ITC: A mixture of both? The injuries have played a large role in this, but Atlético have failed to convince a number of times this season despite the talent at their disposal. Simeone criticism has probably never been higher, though he’s gone and signed a three-year contract extension anyway. (He’s still the best man for the job, in my opinion.) That being said, Atlético’s single best performance this season — against Dortmund at home — came in the Champions League back in November and they are knockout competition demons. Atleti’s best football comes here since fewer teams outside of Spain can or want to match their industrious style, one that doesn’t require much of the ball.
BWRAO: Y’all know Cristiano Ronaldo is the main player to watch out for. Who should Juve’s defense, that’s still a little banged up, be the most worried about outside of Antoine Griezmann?
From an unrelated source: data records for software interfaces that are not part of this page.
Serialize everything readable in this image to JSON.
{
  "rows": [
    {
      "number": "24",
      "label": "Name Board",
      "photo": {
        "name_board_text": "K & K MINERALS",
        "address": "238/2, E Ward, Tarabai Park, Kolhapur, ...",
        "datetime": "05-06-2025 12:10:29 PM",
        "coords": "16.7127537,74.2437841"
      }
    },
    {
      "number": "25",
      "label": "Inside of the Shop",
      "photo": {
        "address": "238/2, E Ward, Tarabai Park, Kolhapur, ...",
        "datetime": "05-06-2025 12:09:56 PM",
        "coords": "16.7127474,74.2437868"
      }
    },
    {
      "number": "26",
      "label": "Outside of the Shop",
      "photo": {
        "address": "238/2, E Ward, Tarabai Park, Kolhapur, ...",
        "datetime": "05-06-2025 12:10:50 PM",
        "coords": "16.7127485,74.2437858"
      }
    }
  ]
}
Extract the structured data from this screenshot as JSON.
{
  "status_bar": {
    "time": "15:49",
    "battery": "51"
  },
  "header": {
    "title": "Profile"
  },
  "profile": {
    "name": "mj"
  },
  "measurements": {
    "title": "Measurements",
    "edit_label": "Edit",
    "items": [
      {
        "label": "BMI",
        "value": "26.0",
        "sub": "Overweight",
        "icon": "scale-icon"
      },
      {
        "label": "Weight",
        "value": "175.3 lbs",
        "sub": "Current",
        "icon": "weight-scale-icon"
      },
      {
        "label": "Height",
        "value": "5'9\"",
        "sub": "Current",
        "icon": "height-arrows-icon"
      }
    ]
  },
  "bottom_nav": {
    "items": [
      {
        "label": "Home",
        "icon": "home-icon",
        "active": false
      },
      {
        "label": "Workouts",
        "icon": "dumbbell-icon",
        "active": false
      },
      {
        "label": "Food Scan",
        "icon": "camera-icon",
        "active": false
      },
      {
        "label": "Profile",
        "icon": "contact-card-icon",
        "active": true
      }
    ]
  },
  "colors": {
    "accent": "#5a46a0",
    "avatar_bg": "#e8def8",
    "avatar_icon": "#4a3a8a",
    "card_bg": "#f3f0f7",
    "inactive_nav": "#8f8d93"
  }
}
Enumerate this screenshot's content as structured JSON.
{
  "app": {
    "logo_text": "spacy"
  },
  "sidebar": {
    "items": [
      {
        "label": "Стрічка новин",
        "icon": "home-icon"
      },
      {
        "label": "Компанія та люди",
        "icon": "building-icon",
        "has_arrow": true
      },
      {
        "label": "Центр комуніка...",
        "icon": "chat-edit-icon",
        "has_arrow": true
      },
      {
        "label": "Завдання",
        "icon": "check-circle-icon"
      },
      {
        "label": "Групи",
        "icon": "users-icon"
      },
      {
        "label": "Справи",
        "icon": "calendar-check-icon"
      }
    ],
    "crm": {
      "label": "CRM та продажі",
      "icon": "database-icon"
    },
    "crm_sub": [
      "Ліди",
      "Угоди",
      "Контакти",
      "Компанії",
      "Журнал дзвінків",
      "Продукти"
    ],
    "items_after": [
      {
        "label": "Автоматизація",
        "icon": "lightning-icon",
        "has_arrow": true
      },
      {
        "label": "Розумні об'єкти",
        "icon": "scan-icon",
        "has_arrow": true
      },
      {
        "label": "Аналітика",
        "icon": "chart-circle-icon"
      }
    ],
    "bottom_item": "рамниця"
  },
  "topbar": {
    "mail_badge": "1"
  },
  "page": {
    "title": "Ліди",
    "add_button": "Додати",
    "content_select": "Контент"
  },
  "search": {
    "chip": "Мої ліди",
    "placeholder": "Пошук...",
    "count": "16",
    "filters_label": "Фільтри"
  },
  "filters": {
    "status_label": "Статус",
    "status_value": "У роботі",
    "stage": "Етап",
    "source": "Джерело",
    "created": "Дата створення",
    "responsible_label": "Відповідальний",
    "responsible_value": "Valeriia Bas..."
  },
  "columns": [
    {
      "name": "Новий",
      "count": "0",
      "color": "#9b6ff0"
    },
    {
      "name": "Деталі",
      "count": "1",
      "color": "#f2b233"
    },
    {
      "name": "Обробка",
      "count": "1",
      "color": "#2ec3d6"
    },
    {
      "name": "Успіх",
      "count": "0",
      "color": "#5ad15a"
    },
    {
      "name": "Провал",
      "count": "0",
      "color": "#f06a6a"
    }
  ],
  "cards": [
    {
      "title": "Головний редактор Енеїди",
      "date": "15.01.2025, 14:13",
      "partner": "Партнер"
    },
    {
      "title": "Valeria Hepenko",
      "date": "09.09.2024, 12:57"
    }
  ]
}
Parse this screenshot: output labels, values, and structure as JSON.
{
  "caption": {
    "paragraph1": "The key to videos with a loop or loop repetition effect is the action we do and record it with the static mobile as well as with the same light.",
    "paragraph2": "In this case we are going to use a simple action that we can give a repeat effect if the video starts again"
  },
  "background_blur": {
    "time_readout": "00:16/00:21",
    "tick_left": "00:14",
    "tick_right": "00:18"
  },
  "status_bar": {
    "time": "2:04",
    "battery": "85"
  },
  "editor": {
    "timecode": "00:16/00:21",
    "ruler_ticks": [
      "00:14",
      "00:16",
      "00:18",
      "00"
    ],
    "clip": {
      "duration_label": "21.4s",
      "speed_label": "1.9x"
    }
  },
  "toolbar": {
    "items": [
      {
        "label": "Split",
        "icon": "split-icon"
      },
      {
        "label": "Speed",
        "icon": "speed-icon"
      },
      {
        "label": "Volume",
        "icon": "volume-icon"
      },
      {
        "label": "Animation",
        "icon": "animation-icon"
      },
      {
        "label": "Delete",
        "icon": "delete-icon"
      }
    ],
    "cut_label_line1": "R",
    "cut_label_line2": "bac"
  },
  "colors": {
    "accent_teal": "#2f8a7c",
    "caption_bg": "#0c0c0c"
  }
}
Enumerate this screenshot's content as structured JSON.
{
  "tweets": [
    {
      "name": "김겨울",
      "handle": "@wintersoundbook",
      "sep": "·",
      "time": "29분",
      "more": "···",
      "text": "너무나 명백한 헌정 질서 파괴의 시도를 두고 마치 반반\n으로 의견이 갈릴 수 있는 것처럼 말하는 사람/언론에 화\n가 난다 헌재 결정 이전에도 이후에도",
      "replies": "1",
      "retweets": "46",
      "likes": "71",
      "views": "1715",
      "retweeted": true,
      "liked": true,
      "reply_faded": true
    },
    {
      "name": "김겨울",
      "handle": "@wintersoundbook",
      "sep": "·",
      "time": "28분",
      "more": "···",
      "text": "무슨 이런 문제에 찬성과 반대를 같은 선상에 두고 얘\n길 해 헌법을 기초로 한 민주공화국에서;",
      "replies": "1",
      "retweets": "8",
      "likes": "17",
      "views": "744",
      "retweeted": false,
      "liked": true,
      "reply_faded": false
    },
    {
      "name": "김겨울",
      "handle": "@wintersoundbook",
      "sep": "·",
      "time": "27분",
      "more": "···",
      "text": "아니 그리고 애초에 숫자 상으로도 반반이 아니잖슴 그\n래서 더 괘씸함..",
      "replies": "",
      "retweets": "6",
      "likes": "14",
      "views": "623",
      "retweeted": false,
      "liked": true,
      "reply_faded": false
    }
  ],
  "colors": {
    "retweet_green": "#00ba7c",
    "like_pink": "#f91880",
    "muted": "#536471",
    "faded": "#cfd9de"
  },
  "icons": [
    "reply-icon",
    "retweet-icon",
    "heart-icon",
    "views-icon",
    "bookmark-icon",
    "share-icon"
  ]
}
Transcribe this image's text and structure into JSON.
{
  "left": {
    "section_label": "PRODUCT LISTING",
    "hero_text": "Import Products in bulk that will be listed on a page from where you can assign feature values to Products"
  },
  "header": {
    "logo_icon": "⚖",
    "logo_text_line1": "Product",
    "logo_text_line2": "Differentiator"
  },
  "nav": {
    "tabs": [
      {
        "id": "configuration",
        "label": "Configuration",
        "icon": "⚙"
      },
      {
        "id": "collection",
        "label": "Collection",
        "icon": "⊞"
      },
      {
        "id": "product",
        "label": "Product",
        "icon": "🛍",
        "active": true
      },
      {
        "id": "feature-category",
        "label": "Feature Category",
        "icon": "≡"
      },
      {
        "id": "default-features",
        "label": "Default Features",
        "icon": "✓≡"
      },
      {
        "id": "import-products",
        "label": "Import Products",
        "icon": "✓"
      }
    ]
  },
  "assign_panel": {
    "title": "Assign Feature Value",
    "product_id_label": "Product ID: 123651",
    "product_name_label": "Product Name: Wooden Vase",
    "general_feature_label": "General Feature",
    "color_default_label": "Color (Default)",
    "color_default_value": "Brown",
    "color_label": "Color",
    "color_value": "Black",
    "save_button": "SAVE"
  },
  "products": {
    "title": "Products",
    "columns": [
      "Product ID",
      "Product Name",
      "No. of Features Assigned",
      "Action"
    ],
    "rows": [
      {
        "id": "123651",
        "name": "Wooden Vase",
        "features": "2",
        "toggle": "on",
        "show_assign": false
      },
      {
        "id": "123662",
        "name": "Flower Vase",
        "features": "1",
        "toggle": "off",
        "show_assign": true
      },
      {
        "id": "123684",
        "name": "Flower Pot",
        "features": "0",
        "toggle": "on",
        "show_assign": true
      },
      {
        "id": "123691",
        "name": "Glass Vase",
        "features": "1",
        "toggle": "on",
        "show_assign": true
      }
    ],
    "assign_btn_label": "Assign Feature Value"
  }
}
ITC: I usually give Ángel Correa as an answer to this question because of his pace, trickery and versatility to play as a winger or as a Griezmann complement. But I would watch out for Diego Costa and Thomas Lemar. The former is coming off foot surgery but is finally fit to play again, and he can be mighty bothersome if his attitude and force are back to normal. Lemar, meanwhile, has had a so-so first season in Madrid, but the winger is very clever on the ball, presses relentlessly and has a wide passing range.
BWRAO: A lot of us around BWRAO still have loving feelings for Alvaro Morata. Do you think he will be a factor — as a starter or off the bench — as he gets set to face his former team once again?
ITC: I am fully on board the “Álvaro stunting on all the big teams he once played for” train. He should have had a goal in the derby against Real Madrid but VAR ruled it offside (a dubious decision in my book) and it would have been a perfect start to his life on the red and white side of the capital. He will factor into this tie one way or another — likely as a starter since Costa is not yet fully fit. He’s looked good so far despite not scoring goals — his aerial presence is one this team needs along its front line.
BWRAO: Atleti allowed 22 league goals all of last season. That total is already up to 17 this season. What gives?
ITC: All four of Atlético’s senior center backs — Godín, Giménez, Lucas and Savić — have gone down with injuries this season, and only Godín and Giménez are healthy at the moment. Sadly, Jan Oblak can’t save everything, great as he is.
BWRAO: You asked me for my prediction, now I will ask you for your prediction. Who you got in the first leg?
ITC: Atlético, 1-0. Don’t let me down, fellas.